(Beginning of Source data)

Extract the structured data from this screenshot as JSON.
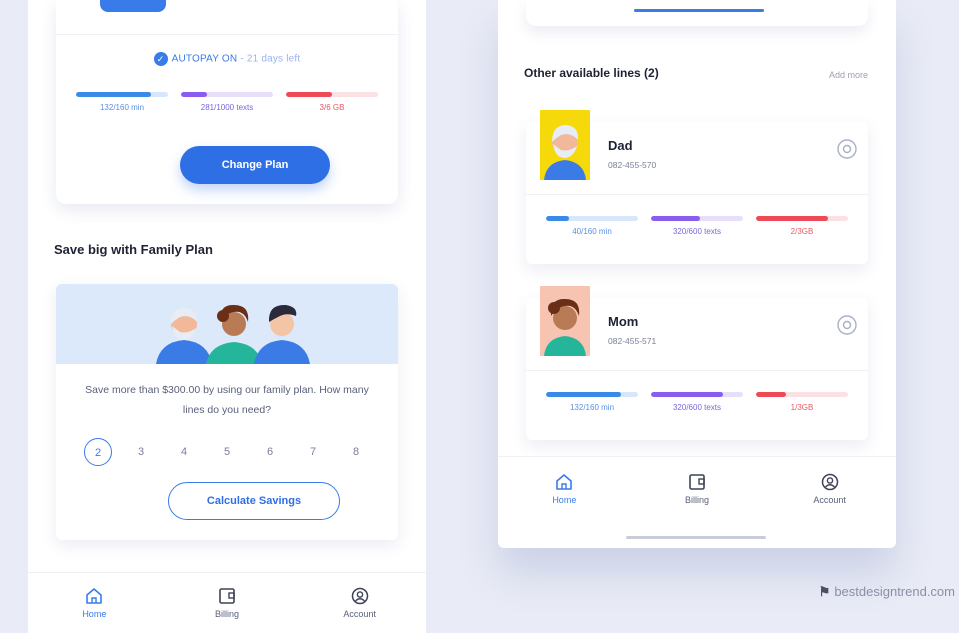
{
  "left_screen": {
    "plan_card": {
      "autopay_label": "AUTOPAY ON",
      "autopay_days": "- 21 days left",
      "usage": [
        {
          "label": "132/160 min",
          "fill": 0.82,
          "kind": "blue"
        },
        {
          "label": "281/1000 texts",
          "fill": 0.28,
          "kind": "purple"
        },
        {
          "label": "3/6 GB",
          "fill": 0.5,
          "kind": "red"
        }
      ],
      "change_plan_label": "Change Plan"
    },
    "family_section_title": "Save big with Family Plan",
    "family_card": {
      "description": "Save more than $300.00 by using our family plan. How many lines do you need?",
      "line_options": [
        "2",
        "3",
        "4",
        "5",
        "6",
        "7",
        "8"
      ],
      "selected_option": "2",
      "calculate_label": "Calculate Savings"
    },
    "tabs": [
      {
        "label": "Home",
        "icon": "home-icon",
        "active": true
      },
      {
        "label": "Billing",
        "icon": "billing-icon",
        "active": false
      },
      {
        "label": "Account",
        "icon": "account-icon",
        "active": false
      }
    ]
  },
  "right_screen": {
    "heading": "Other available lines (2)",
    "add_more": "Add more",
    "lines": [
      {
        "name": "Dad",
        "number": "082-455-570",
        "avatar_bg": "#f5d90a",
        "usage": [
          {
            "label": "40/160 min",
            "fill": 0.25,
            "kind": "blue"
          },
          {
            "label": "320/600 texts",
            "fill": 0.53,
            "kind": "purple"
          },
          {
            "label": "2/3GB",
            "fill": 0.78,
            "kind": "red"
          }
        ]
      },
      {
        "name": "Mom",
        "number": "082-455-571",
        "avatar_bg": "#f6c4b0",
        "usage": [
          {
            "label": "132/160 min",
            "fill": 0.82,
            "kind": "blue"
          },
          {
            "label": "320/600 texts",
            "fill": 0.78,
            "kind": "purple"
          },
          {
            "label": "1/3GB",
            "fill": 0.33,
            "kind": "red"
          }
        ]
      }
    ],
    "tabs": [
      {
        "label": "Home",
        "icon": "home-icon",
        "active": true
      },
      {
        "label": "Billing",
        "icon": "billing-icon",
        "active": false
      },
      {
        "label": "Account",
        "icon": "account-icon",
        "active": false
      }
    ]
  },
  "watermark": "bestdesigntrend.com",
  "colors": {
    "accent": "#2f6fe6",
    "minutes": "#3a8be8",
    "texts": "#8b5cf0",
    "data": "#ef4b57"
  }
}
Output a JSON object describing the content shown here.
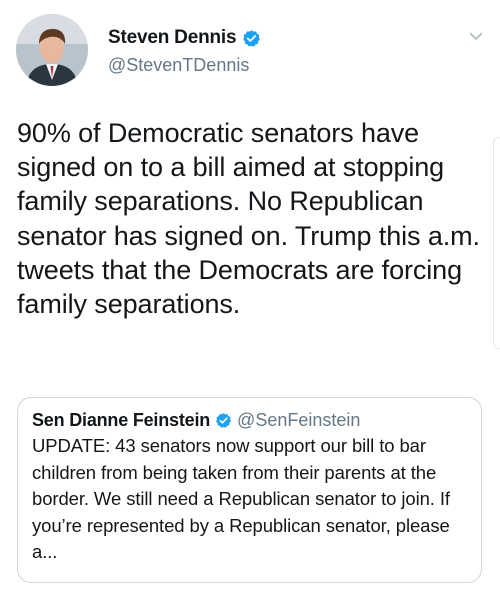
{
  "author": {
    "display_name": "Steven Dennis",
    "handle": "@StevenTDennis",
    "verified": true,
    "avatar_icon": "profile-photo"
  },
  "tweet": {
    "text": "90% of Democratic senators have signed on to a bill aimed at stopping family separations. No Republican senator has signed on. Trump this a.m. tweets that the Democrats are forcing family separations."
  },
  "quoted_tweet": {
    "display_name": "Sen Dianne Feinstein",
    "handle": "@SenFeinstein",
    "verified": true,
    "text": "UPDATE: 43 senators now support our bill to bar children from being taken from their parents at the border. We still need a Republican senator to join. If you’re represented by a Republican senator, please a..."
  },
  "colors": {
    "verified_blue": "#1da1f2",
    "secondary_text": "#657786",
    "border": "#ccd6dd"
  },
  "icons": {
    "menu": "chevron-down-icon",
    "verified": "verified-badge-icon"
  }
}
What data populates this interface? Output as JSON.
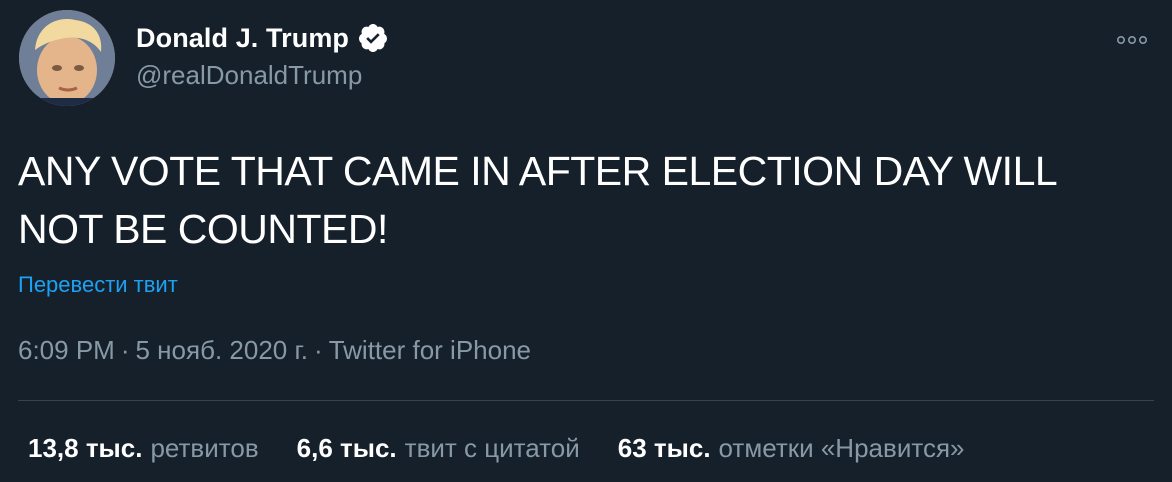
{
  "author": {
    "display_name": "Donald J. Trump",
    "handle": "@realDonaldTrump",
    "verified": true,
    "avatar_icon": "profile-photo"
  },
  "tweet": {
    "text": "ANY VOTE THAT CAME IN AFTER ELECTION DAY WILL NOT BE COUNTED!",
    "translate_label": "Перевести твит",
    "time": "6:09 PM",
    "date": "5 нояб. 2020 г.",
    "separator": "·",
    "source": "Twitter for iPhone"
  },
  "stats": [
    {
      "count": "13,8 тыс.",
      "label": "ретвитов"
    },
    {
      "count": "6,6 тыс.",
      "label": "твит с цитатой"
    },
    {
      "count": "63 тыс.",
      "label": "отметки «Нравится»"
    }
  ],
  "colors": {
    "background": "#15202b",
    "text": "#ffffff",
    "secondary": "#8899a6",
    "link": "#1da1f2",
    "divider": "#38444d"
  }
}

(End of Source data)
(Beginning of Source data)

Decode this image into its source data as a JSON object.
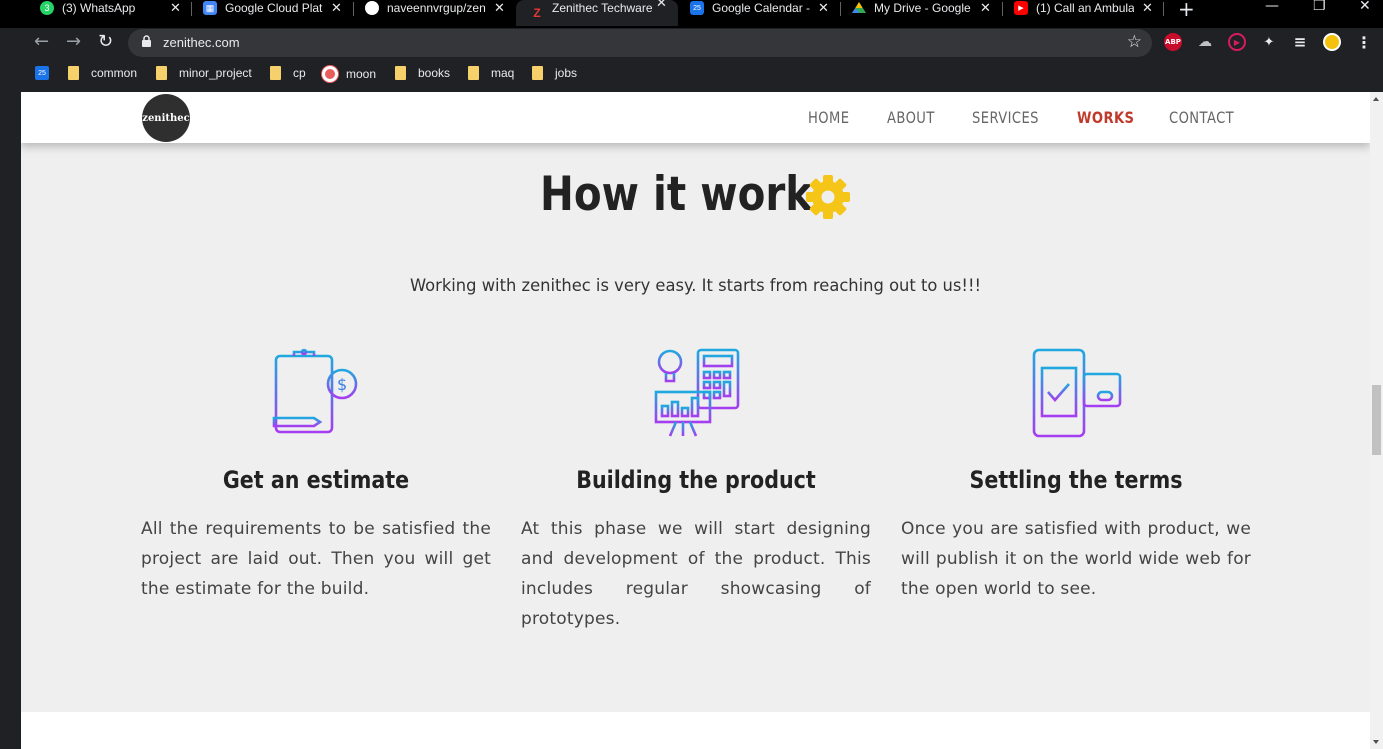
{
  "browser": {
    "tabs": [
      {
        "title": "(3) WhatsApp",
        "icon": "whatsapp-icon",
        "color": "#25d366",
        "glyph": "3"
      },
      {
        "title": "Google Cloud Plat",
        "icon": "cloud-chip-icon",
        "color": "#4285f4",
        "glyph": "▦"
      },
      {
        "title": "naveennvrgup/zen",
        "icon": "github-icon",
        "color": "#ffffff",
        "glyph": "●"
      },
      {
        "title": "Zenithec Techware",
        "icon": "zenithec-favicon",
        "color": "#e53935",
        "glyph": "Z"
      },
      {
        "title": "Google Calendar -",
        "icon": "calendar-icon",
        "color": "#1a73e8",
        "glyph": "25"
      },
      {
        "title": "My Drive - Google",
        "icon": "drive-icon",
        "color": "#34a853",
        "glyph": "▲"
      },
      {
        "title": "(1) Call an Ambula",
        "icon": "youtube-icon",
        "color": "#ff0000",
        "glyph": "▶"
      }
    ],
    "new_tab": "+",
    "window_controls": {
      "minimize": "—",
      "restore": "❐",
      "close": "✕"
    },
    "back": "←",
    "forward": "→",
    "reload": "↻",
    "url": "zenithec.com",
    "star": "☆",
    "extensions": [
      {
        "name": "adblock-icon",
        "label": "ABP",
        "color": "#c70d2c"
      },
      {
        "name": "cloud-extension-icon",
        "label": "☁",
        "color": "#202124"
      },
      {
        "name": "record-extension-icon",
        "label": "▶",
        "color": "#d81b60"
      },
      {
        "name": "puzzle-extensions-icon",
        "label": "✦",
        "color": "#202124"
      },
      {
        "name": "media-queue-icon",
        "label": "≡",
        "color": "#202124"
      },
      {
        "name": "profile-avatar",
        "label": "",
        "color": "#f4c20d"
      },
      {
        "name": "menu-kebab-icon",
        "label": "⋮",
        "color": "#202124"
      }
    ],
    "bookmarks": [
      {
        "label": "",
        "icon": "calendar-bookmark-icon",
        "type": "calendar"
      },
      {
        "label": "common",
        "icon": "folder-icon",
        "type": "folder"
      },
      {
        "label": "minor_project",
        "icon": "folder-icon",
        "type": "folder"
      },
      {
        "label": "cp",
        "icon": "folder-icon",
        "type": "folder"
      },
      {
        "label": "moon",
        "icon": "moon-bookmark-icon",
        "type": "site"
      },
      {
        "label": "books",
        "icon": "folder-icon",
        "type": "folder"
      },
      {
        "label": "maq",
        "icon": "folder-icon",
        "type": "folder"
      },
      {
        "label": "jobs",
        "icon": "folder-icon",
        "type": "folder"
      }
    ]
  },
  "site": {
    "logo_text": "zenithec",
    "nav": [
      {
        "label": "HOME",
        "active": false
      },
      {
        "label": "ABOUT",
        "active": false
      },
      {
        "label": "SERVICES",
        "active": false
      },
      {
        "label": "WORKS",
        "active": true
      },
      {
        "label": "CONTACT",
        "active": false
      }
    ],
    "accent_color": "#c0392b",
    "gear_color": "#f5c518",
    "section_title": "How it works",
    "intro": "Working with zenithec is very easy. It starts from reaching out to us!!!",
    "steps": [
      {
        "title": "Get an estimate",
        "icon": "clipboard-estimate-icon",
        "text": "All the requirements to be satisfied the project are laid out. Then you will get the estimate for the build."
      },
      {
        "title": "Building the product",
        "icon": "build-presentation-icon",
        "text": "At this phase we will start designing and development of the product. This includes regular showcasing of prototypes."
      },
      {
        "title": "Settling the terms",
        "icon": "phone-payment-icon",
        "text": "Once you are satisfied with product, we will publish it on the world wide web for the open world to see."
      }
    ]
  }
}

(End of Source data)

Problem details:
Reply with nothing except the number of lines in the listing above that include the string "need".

Answer to this task:
2